A lot of my clients, who really don’t have time or knowledge to plow through the legalese of the Family
Medical Leave Act (FMLA), make huge assumptions. Like, they have to let every employee take three months off, just because they asked. And they think the fact that that employee’s absence may throw the company into some chaos is just…too bad. So as far as they’re concerned, FMLA is just a longer way of say FML—F***mylife!
I talked with a potential client who swore she would never have more than 49 employees because she was so traumatized by working at a major corporation and having people take FMLA absences, disrupting her ability to get projects done. Nobody likes to fail or miss deadlines and you don’t really want to have to explain to customers it’s because a key person is out on leave. That falls under the category of “not my problem” for most customers.

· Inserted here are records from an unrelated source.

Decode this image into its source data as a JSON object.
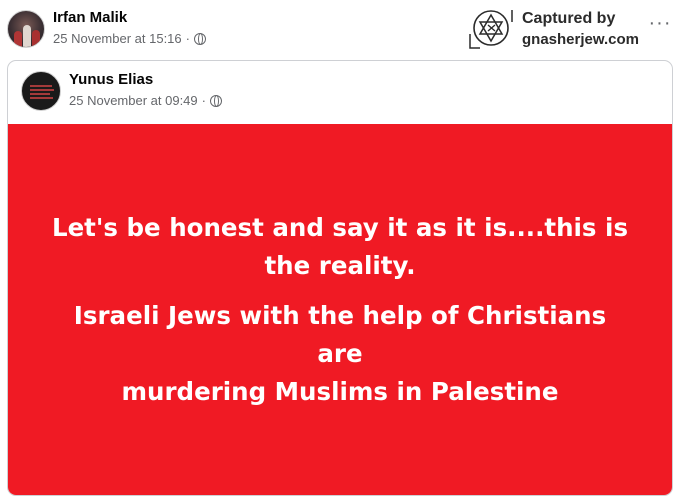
{
  "outer_post": {
    "author": "Irfan Malik",
    "timestamp": "25 November at 15:16",
    "separator": "·",
    "more_label": "···"
  },
  "watermark": {
    "line1": "Captured by",
    "line2": "gnasherjew.com"
  },
  "shared_post": {
    "author": "Yunus Elias",
    "timestamp": "25 November at 09:49",
    "separator": "·",
    "background_color": "#f01a24",
    "text_lines": [
      "Let's be honest and say it as it is....this is",
      "the reality.",
      "Israeli Jews with the help of Christians are",
      "murdering Muslims in Palestine"
    ]
  }
}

I had another client who thought anybody in the company who wanted 12 weeks for any kind of personal or family issue, got to take it. But that’s not really the case. The circumstances are limited including the birth or adoption of a child, care for a parent, spouse or child—especially someone who was in the military, or a serious or chronic illness. For employees who qualify, you don’t have to pay them while they’re gone, but you do have to protect their jobs by promising the same or a similar job when they return. If that gets in the way of completing a project, you might move them, for example, off the project. That’s not violating FMLA, it’s just keeping your company running.

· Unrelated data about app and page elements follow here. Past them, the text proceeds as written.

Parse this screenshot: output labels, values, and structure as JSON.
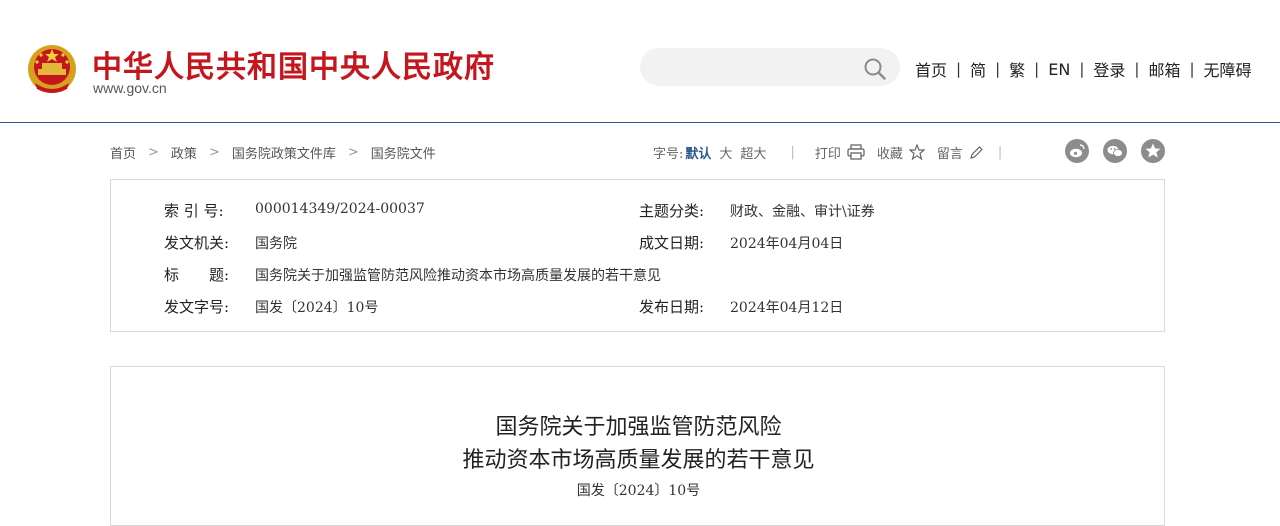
{
  "header": {
    "site_title": "中华人民共和国中央人民政府",
    "site_url": "www.gov.cn",
    "search_placeholder": "",
    "nav": [
      "首页",
      "简",
      "繁",
      "EN",
      "登录",
      "邮箱",
      "无障碍"
    ],
    "nav_separator": "|",
    "brand_color": "#c4161c"
  },
  "breadcrumb": {
    "items": [
      "首页",
      "政策",
      "国务院政策文件库",
      "国务院文件"
    ],
    "separator": ">"
  },
  "tools": {
    "font_size_label": "字号:",
    "font_default": "默认",
    "font_large": "大",
    "font_xlarge": "超大",
    "divider": "|",
    "print": "打印",
    "favorite": "收藏",
    "comment": "留言",
    "share_icons": [
      "weibo-icon",
      "wechat-icon",
      "qzone-icon"
    ]
  },
  "info": {
    "index_label": "索 引 号:",
    "index_value": "000014349/2024-00037",
    "topic_label": "主题分类:",
    "topic_value": "财政、金融、审计\\证券",
    "issuer_label": "发文机关:",
    "issuer_value": "国务院",
    "created_label": "成文日期:",
    "created_value": "2024年04月04日",
    "title_label": "标　　题:",
    "title_value": "国务院关于加强监管防范风险推动资本市场高质量发展的若干意见",
    "docno_label": "发文字号:",
    "docno_value": "国发〔2024〕10号",
    "published_label": "发布日期:",
    "published_value": "2024年04月12日"
  },
  "article": {
    "title_line1": "国务院关于加强监管防范风险",
    "title_line2": "推动资本市场高质量发展的若干意见",
    "doc_number": "国发〔2024〕10号"
  }
}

If you’re worried about the employee abusing the act, don’t. Your rights as an employer include requiring all employees to apply for FMLA and give reasons and documentation to validate their need to take it, including a doctor’s note. You can require that employee to get a second medical opinion from a medical professional of your choice. You have to pay for it, but you can require it. You can even ask new mothers to provide medical verification that they need the full 12 weeks to bond with their children. It may be a really bad idea—you may not want them back after nine weeks and angry to be in the office rather than home with the baby. But you can do it.
The fact is, FMLA is good for employers, too. It’s better to get back someone you hired, who is trained and already knows your company and your team, provided they’re a good performer. And except for emergency situations like a major car accident or falling off a cliff, there’s usually time to sit down with the employee and work through how to handle FMLA optimally for both of you. Its really not that scary on the other side of the door, I promise.
This might be one of those times to hire an expert to help you craft your FMLA policy, so you don’t have to come up with one on the fly when an employee is suddenly hurt or ill. FMLA doesn’t have to be FML.
We work with companies on a project basis or on retainer, providing a custom level of HR help designed for your business. Contact me at Caroline@valentinehr.com or call (512) 420-8267.